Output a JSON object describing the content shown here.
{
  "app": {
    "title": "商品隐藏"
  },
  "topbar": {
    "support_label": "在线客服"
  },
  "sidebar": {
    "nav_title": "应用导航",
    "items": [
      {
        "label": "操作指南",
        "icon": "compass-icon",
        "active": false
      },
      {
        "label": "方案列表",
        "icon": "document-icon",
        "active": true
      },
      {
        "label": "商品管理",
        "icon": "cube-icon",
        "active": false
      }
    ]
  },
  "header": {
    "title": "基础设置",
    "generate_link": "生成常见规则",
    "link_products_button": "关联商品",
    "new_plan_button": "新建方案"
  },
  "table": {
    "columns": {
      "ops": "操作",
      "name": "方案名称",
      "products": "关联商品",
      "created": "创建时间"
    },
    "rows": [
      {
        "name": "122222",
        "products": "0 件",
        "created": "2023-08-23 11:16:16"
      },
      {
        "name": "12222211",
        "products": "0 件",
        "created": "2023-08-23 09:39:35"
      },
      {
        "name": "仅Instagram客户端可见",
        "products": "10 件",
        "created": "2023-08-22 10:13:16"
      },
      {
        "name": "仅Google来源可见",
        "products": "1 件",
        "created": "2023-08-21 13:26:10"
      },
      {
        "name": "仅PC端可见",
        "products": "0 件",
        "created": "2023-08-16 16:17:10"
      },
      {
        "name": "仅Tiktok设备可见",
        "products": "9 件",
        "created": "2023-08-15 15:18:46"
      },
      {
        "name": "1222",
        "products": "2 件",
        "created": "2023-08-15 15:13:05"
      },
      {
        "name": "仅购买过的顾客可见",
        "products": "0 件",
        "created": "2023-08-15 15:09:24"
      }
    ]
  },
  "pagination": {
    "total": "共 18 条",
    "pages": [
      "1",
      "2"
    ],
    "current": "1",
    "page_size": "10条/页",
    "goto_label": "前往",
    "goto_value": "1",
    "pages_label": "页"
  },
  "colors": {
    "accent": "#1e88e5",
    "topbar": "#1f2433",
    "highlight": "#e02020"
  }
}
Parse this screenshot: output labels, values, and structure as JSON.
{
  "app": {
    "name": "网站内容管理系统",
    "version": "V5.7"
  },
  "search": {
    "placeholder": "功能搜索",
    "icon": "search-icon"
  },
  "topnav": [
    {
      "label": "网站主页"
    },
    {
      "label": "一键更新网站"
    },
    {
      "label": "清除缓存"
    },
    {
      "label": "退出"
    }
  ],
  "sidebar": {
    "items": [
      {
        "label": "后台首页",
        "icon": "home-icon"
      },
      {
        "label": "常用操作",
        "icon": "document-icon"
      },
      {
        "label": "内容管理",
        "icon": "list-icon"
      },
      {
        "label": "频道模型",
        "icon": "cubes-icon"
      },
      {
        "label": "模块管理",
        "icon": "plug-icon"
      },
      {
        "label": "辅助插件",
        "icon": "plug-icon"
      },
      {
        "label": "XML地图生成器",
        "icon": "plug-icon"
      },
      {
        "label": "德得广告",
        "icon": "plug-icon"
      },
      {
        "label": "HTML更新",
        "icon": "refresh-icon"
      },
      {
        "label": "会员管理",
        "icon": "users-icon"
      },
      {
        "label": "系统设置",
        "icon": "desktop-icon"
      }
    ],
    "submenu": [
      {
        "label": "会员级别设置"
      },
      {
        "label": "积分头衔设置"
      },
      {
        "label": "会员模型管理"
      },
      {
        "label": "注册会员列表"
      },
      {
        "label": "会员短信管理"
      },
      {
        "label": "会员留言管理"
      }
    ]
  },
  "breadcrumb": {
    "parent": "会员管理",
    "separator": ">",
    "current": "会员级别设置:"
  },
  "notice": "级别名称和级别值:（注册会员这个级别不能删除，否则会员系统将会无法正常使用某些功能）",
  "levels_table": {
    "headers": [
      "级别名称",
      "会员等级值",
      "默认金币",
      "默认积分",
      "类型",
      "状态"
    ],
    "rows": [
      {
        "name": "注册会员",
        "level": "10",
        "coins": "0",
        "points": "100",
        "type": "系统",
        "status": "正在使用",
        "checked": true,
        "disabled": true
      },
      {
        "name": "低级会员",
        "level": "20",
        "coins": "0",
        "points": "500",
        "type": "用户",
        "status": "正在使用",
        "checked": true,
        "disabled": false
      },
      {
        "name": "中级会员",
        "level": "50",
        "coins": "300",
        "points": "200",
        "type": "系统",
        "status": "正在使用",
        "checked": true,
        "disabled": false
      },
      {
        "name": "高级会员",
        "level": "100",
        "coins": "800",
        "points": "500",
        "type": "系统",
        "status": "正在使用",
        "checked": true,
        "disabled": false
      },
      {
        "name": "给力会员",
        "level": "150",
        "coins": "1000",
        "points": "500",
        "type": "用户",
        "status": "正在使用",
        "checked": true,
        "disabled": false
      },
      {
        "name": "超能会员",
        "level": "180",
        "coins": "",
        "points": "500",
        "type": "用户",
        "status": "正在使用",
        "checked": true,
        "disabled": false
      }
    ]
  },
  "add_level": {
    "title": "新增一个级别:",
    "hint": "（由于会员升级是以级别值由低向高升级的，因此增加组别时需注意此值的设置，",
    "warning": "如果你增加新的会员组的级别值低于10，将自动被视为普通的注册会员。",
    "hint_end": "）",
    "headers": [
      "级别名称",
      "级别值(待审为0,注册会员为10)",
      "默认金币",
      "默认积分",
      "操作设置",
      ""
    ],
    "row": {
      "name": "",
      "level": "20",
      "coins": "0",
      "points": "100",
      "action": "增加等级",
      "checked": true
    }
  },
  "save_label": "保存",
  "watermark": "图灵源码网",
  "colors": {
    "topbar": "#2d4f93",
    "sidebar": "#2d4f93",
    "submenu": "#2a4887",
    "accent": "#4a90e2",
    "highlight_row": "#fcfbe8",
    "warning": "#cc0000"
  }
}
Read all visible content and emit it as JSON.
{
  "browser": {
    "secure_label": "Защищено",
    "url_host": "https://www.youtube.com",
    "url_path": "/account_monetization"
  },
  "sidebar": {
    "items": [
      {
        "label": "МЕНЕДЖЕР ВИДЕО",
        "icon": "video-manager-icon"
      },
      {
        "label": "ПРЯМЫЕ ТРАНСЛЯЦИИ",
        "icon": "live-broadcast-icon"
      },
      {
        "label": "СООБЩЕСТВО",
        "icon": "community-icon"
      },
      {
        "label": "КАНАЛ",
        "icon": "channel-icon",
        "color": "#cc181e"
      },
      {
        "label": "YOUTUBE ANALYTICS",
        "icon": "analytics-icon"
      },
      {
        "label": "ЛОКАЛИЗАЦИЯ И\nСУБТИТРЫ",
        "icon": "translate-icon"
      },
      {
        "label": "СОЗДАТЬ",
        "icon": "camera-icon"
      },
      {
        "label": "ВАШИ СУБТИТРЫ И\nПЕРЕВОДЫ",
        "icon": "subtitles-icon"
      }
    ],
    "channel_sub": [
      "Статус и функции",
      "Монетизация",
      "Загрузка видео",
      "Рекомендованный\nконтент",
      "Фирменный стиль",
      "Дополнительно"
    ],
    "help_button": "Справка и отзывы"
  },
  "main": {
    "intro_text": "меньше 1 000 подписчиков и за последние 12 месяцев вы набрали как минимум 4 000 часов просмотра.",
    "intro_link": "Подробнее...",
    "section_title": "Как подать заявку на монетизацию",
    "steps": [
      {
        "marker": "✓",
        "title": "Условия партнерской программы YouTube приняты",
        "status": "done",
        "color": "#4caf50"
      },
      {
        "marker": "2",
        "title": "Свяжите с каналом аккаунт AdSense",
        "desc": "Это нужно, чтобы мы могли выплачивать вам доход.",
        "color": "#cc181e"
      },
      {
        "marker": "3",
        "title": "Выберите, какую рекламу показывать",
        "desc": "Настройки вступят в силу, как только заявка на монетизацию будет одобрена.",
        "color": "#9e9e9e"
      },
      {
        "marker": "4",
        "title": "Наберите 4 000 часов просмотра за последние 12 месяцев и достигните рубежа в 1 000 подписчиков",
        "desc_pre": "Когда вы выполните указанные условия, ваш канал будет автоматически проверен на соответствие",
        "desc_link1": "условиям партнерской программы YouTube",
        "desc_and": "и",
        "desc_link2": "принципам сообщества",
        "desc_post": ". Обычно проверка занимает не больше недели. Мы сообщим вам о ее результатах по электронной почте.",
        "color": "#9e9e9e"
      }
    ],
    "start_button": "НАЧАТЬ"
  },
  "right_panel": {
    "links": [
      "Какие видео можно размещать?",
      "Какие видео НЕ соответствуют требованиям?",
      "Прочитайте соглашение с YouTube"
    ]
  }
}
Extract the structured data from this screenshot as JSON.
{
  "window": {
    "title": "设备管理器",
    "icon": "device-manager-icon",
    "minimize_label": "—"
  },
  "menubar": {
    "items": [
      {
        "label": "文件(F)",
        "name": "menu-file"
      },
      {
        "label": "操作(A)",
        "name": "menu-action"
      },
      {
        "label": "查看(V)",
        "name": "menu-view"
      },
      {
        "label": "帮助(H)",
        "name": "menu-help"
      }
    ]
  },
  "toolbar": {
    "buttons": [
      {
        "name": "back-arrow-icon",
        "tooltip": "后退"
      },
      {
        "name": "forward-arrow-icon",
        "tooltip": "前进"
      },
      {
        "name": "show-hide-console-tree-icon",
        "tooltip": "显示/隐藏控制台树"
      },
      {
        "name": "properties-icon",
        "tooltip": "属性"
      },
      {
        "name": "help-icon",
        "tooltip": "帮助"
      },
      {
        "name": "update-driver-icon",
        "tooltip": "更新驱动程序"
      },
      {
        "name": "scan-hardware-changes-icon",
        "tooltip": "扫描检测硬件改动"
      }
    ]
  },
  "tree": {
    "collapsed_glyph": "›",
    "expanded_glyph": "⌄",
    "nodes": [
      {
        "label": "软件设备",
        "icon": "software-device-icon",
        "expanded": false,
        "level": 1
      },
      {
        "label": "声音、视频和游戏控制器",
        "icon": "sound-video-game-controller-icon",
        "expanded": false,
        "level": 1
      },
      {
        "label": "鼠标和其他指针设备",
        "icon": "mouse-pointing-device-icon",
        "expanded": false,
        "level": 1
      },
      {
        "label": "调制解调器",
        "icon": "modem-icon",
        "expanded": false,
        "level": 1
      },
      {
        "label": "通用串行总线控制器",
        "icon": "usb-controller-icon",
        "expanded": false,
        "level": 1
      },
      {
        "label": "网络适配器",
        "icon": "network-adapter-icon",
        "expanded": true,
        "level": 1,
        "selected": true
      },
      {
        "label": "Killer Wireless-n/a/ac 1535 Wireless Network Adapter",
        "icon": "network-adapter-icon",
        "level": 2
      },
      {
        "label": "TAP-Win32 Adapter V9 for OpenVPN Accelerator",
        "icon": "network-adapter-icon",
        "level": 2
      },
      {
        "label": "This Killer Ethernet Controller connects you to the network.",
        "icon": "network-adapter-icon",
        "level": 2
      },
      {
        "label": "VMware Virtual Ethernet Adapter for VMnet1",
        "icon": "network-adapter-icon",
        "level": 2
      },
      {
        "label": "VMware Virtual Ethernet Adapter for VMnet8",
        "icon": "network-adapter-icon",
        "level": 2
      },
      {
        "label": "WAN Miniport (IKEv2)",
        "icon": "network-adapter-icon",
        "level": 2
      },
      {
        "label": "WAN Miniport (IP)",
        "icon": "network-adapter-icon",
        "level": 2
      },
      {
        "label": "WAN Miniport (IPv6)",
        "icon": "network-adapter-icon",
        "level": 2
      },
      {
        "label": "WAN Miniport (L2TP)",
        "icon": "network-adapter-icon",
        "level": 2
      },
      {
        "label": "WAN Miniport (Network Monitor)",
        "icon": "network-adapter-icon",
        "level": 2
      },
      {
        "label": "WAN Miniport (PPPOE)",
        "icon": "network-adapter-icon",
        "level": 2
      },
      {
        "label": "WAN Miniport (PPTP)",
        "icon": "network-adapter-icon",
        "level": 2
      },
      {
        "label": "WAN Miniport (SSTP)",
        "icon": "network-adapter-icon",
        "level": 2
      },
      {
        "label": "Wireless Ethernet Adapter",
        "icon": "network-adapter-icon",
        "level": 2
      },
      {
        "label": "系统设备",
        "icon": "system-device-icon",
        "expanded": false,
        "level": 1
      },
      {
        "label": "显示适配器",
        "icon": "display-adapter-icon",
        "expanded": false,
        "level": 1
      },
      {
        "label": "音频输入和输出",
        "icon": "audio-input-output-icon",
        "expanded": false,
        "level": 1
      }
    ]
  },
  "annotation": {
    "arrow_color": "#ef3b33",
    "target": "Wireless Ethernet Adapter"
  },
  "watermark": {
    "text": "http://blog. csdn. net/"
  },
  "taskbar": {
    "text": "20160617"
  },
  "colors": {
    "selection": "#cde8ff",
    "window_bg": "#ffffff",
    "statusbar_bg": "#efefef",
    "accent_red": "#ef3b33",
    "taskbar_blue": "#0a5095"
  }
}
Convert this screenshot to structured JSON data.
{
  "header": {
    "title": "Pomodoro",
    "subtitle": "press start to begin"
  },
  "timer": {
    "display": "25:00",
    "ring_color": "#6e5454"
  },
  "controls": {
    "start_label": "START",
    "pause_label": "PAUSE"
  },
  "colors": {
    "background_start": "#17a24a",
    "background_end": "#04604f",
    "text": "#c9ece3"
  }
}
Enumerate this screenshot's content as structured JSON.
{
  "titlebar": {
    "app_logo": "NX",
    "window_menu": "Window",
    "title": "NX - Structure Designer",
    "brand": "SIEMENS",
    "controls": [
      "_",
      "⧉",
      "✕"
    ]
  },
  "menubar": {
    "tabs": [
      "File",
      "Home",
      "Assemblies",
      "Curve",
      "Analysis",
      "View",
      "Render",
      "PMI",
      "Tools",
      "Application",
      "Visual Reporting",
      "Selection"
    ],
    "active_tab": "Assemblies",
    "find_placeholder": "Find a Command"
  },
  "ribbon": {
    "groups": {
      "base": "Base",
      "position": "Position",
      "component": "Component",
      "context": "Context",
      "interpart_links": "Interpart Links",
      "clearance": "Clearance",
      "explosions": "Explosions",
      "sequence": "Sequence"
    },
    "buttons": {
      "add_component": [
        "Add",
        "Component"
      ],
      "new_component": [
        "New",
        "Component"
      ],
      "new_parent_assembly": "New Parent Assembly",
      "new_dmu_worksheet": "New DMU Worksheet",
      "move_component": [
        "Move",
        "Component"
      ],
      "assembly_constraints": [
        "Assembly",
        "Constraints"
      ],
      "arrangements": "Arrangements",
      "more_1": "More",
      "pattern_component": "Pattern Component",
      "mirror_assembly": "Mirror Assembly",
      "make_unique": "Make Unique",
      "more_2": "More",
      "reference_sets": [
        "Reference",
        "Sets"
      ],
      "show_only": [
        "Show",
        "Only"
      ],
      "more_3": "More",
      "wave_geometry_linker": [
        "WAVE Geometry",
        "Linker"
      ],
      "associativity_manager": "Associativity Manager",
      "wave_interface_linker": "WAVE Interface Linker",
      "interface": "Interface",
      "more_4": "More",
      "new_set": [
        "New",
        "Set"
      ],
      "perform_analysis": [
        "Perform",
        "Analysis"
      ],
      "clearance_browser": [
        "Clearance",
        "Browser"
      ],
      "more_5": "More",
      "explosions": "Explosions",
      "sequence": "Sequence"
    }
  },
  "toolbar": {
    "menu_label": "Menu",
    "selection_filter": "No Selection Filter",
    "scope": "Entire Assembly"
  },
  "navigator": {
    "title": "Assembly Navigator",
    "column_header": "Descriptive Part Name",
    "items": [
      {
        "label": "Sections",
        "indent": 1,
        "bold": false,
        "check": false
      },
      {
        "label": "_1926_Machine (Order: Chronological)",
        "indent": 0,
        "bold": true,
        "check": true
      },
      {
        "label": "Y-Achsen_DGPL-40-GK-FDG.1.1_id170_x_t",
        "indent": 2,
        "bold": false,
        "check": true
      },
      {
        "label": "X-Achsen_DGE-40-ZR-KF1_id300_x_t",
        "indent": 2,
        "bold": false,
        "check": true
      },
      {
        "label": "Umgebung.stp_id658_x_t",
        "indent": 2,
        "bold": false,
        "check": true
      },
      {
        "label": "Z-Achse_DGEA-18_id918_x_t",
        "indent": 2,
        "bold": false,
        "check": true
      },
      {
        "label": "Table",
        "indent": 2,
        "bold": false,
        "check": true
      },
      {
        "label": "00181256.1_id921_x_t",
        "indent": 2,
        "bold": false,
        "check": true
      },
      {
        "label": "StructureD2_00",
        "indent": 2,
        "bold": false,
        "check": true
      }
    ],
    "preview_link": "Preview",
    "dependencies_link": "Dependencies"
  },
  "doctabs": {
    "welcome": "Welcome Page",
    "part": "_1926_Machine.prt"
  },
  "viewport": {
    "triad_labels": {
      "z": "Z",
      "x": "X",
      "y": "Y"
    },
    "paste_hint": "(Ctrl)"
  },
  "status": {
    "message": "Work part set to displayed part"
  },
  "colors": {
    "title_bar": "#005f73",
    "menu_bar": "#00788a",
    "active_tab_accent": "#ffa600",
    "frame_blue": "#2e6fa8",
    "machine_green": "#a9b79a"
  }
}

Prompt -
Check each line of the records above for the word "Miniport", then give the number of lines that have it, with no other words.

Answer box -
8